◆ **Records from a dataset**
======
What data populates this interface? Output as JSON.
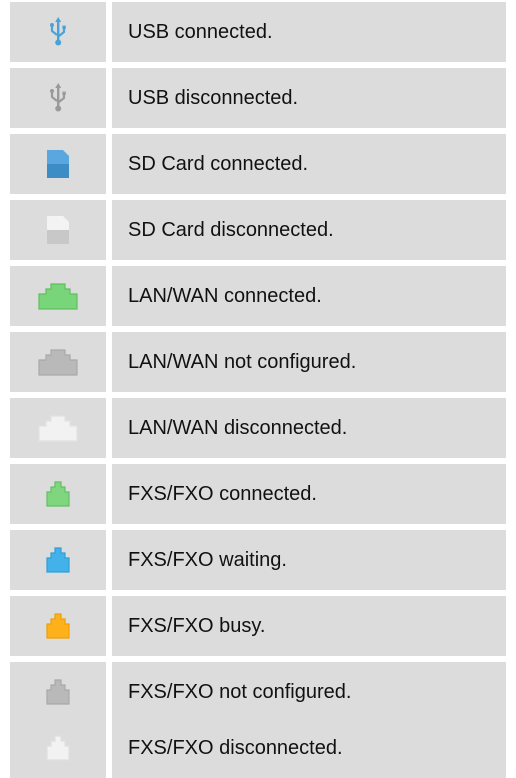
{
  "status_legend": {
    "rows": [
      {
        "icon": "usb-icon",
        "state": "connected",
        "color": "#4aa3d8",
        "label": "USB connected."
      },
      {
        "icon": "usb-icon",
        "state": "disconnected",
        "color": "#9a9a9a",
        "label": "USB disconnected."
      },
      {
        "icon": "sd-card-icon",
        "state": "connected",
        "color": "#5aa7e0",
        "label": "SD Card connected."
      },
      {
        "icon": "sd-card-icon",
        "state": "disconnected",
        "color": "#f3f3f3",
        "label": "SD Card disconnected."
      },
      {
        "icon": "lan-port-icon",
        "state": "connected",
        "color": "#79d579",
        "label": "LAN/WAN connected."
      },
      {
        "icon": "lan-port-icon",
        "state": "not-configured",
        "color": "#b9b9b9",
        "label": "LAN/WAN not configured."
      },
      {
        "icon": "lan-port-icon",
        "state": "disconnected",
        "color": "#f2f2f2",
        "label": "LAN/WAN disconnected."
      },
      {
        "icon": "phone-port-icon",
        "state": "connected",
        "color": "#7fd67f",
        "label": "FXS/FXO connected."
      },
      {
        "icon": "phone-port-icon",
        "state": "waiting",
        "color": "#43b2ea",
        "label": "FXS/FXO waiting."
      },
      {
        "icon": "phone-port-icon",
        "state": "busy",
        "color": "#ffb11c",
        "label": "FXS/FXO busy."
      },
      {
        "icon": "phone-port-icon",
        "state": "not-configured",
        "color": "#b9b9b9",
        "label": "FXS/FXO not configured."
      },
      {
        "icon": "phone-port-icon",
        "state": "disconnected",
        "color": "#f2f2f2",
        "label": "FXS/FXO disconnected."
      }
    ]
  }
}
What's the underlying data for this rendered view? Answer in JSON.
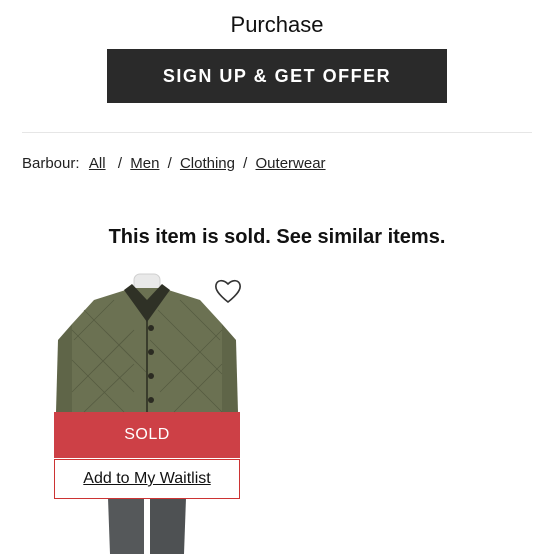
{
  "header": {
    "title": "Purchase",
    "signup_button": "SIGN UP & GET OFFER"
  },
  "breadcrumb": {
    "brand": "Barbour:",
    "items": [
      "All",
      "Men",
      "Clothing",
      "Outerwear"
    ]
  },
  "listing": {
    "status_message": "This item is sold. See similar items.",
    "sold_label": "SOLD",
    "waitlist_label": "Add to My Waitlist",
    "favorite_icon": "heart-icon",
    "product_image": "olive quilted jacket with dark corduroy collar on mannequin"
  },
  "colors": {
    "button_bg": "#2a2a2a",
    "sold_red": "#c41e26",
    "jacket_olive": "#6b7152",
    "collar_dark": "#2f3126"
  }
}
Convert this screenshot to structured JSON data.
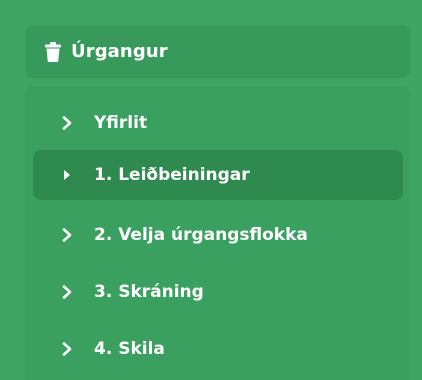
{
  "section": {
    "title": "Úrgangur",
    "icon": "trash-icon"
  },
  "menu": {
    "items": [
      {
        "label": "Yfirlit",
        "icon": "chevron-right-icon",
        "active": false
      },
      {
        "label": "1. Leiðbeiningar",
        "icon": "triangle-right-icon",
        "active": true
      },
      {
        "label": "2. Velja úrgangsflokka",
        "icon": "chevron-right-icon",
        "active": false
      },
      {
        "label": "3. Skráning",
        "icon": "chevron-right-icon",
        "active": false
      },
      {
        "label": "4. Skila",
        "icon": "chevron-right-icon",
        "active": false
      }
    ]
  },
  "colors": {
    "background": "#3ea565",
    "header_bg": "#379a5b",
    "submenu_bg": "#39a05f",
    "active_bg": "#2f8a50",
    "text": "#ffffff"
  }
}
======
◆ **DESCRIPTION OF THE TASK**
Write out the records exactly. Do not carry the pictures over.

◆ **RESPONSE TO THE TASK**
What data populates this interface? Output as JSON.
{
  "status_legend": {
    "rows": [
      {
        "icon": "usb-icon",
        "state": "connected",
        "color": "#4aa3d8",
        "label": "USB connected."
      },
      {
        "icon": "usb-icon",
        "state": "disconnected",
        "color": "#9a9a9a",
        "label": "USB disconnected."
      },
      {
        "icon": "sd-card-icon",
        "state": "connected",
        "color": "#5aa7e0",
        "label": "SD Card connected."
      },
      {
        "icon": "sd-card-icon",
        "state": "disconnected",
        "color": "#f3f3f3",
        "label": "SD Card disconnected."
      },
      {
        "icon": "lan-port-icon",
        "state": "connected",
        "color": "#79d579",
        "label": "LAN/WAN connected."
      },
      {
        "icon": "lan-port-icon",
        "state": "not-configured",
        "color": "#b9b9b9",
        "label": "LAN/WAN not configured."
      },
      {
        "icon": "lan-port-icon",
        "state": "disconnected",
        "color": "#f2f2f2",
        "label": "LAN/WAN disconnected."
      },
      {
        "icon": "phone-port-icon",
        "state": "connected",
        "color": "#7fd67f",
        "label": "FXS/FXO connected."
      },
      {
        "icon": "phone-port-icon",
        "state": "waiting",
        "color": "#43b2ea",
        "label": "FXS/FXO waiting."
      },
      {
        "icon": "phone-port-icon",
        "state": "busy",
        "color": "#ffb11c",
        "label": "FXS/FXO busy."
      },
      {
        "icon": "phone-port-icon",
        "state": "not-configured",
        "color": "#b9b9b9",
        "label": "FXS/FXO not configured."
      },
      {
        "icon": "phone-port-icon",
        "state": "disconnected",
        "color": "#f2f2f2",
        "label": "FXS/FXO disconnected."
      }
    ]
  }
}
What's the underlying data for this rendered view? Answer in JSON.
{
  "header": {
    "title": "Purchase",
    "signup_button": "SIGN UP & GET OFFER"
  },
  "breadcrumb": {
    "brand": "Barbour:",
    "items": [
      "All",
      "Men",
      "Clothing",
      "Outerwear"
    ]
  },
  "listing": {
    "status_message": "This item is sold. See similar items.",
    "sold_label": "SOLD",
    "waitlist_label": "Add to My Waitlist",
    "favorite_icon": "heart-icon",
    "product_image": "olive quilted jacket with dark corduroy collar on mannequin"
  },
  "colors": {
    "button_bg": "#2a2a2a",
    "sold_red": "#c41e26",
    "jacket_olive": "#6b7152",
    "collar_dark": "#2f3126"
  }
}
Convert this screenshot to structured JSON data.
{
  "section": {
    "title": "Úrgangur",
    "icon": "trash-icon"
  },
  "menu": {
    "items": [
      {
        "label": "Yfirlit",
        "icon": "chevron-right-icon",
        "active": false
      },
      {
        "label": "1. Leiðbeiningar",
        "icon": "triangle-right-icon",
        "active": true
      },
      {
        "label": "2. Velja úrgangsflokka",
        "icon": "chevron-right-icon",
        "active": false
      },
      {
        "label": "3. Skráning",
        "icon": "chevron-right-icon",
        "active": false
      },
      {
        "label": "4. Skila",
        "icon": "chevron-right-icon",
        "active": false
      }
    ]
  },
  "colors": {
    "background": "#3ea565",
    "header_bg": "#379a5b",
    "submenu_bg": "#39a05f",
    "active_bg": "#2f8a50",
    "text": "#ffffff"
  }
}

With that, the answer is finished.